Staying Safe Online
E-Safety is about staying safe online, something that is particularly important in our modern society. Here you will find some really useful information and links about how to ensure that you're doing your best to keep your children safe, and how they can keep themselves safe.
Information for Parents:
- Make sure your child understands what to do if they see or hear about something that makes them feel uncomfortable - telling an adult, and using block or report functions on individuals concerned.
- Be aware of what your child is accessing and, ideally, learn about it. Be aware that just because a site is safe doesn't necessarily mean that all the content on it is going to be appropriate for children.
- Use child friendly alternatives where possible. For instance, use Youtube Kids rather than Youtube.
- Set clear ground rules for your children - for instance, by having privacy settings set to high, rather than being viewable by everybody.
- Have an Anti-Virus and Anti-Malware scanner on your computer to prevent viruses and keylogging, which can compromise the privacy of both you and your children.
Information for Children:
- Social media - While I would personally recommend that you avoid this altogether (and you should not be using it until you are at least 13), you should never add people that you don't know or that you wouldn't want to see information about you - and your information should all be set to private.
- Think carefully before you speak/type. Writing is the same as talking - if you would not say it, don't type it. You can't take back something you've said, and more often than not, it will have been logged (saved - you can't say that you haven't said it!).
- Do not click on links in chats, particularly if they seem too good to be true (free gold, for example). These are often "phishing" scams (phishing means that they are trying to get you to put in account information into an unrelated site, which may be made to look like the actual site). They can also install bad software on your computer - if you accidentally click on one of those links, ask your parents to run a virus scan and do not put in any passwords. A lot of the time when people say they have been "hacked" and do not know how, they have actually been victims of phishing.
- Always check where links take you to. In most browsers, you can do that by hovering over the link with your mouse and looking at the bottom of your screen, just above the start bar. Look very carefully - some people are sneaky and just change one letter in a website name!
- Don't give out personal information such as your name, age, school or location. Don't lie about the details either - just report and ignore.
- Be aware that you don't know who you are talking to if you have not met them - they are a stranger.
- If you are worried about something you have heard or seen, then tell an adult that you trust - parent or guardian, another family member, one of our school staff. We can give you advice and sort it out.
- Always use strong passwords for accounts. Ideally your passwords should include a capital letter, a symbol, and a number as well as letters, and it should be memorable for you. This password should not be written down anywhere, and should not be something that anybody can guess.

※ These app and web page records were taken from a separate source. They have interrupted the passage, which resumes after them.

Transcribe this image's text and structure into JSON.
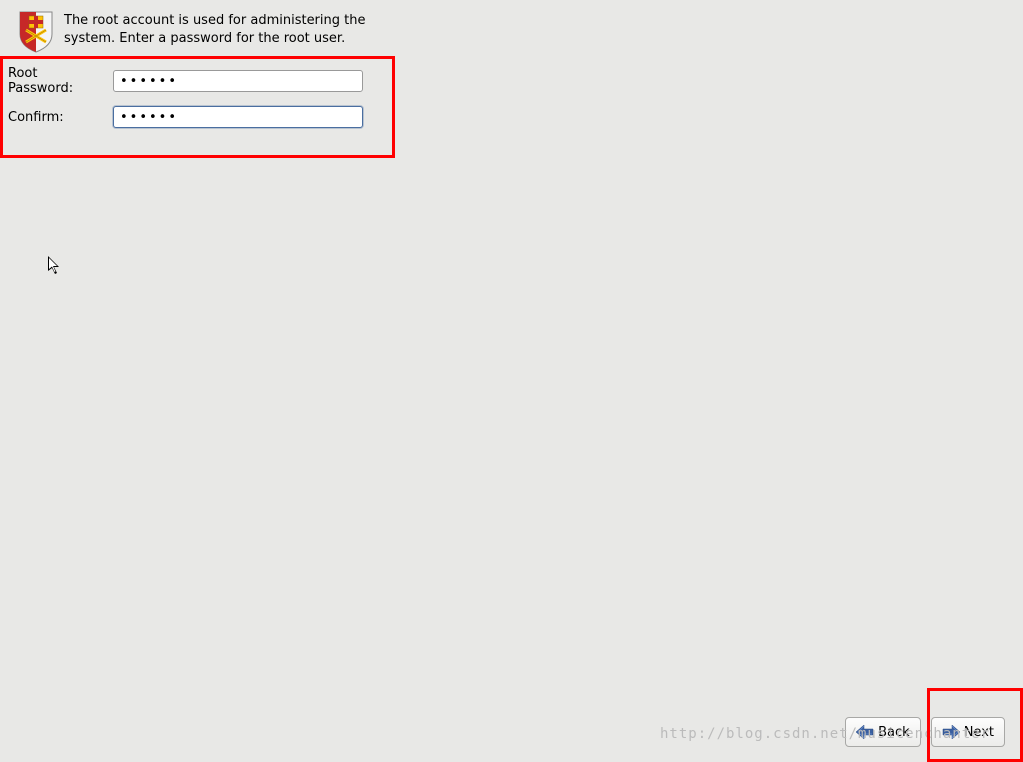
{
  "header": {
    "description": "The root account is used for administering the system.  Enter a password for the root user."
  },
  "form": {
    "root_password": {
      "label": "Root Password:",
      "value": "••••••"
    },
    "confirm": {
      "label": "Confirm:",
      "value": "••••••"
    }
  },
  "buttons": {
    "back": "Back",
    "next": "Next"
  },
  "watermark": "http://blog.csdn.net/musicenchanter"
}
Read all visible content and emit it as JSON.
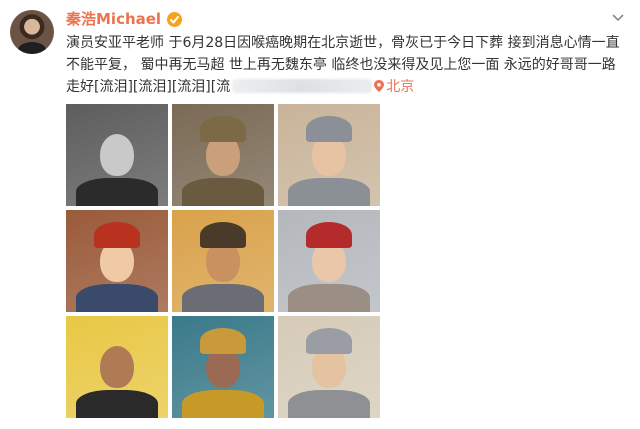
{
  "user": {
    "name": "秦浩Michael"
  },
  "post": {
    "text_main": "演员安亚平老师 于6月28日因喉癌晚期在北京逝世，骨灰已于今日下葬 接到消息心情一直不能平复， 蜀中再无马超 世上再无魏东亭 临终也没来得及见上您一面 永远的好哥哥一路走好[流泪][流泪][流泪][流",
    "location": "北京"
  },
  "photos": [
    {
      "bg": "#5d5d5d",
      "face": "#c9c9c9",
      "body": "#2b2b2b",
      "hat": ""
    },
    {
      "bg": "#7a6a55",
      "face": "#c9a07a",
      "body": "#6a5a40",
      "hat": "#7b6a45"
    },
    {
      "bg": "#c9b49a",
      "face": "#e7c3a3",
      "body": "#8b8f96",
      "hat": "#8a8f98"
    },
    {
      "bg": "#9a5a3a",
      "face": "#f0c9a6",
      "body": "#3a4a6a",
      "hat": "#b8321f"
    },
    {
      "bg": "#d9a24a",
      "face": "#c8915f",
      "body": "#6a6d74",
      "hat": "#4a3a2a"
    },
    {
      "bg": "#b4b8bd",
      "face": "#e9c7a8",
      "body": "#9a8e85",
      "hat": "#b52a2a"
    },
    {
      "bg": "#e8c845",
      "face": "#b07a55",
      "body": "#2a2a2a",
      "hat": ""
    },
    {
      "bg": "#3a7a8a",
      "face": "#9a6a55",
      "body": "#c79a28",
      "hat": "#c89a3a"
    },
    {
      "bg": "#d6cbb8",
      "face": "#e5c2a0",
      "body": "#8e9094",
      "hat": "#9a9ea4"
    }
  ]
}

During Computing lessons, we also focus on teaching the children about how to keep themselves safe online, and what to do if they have any concerns.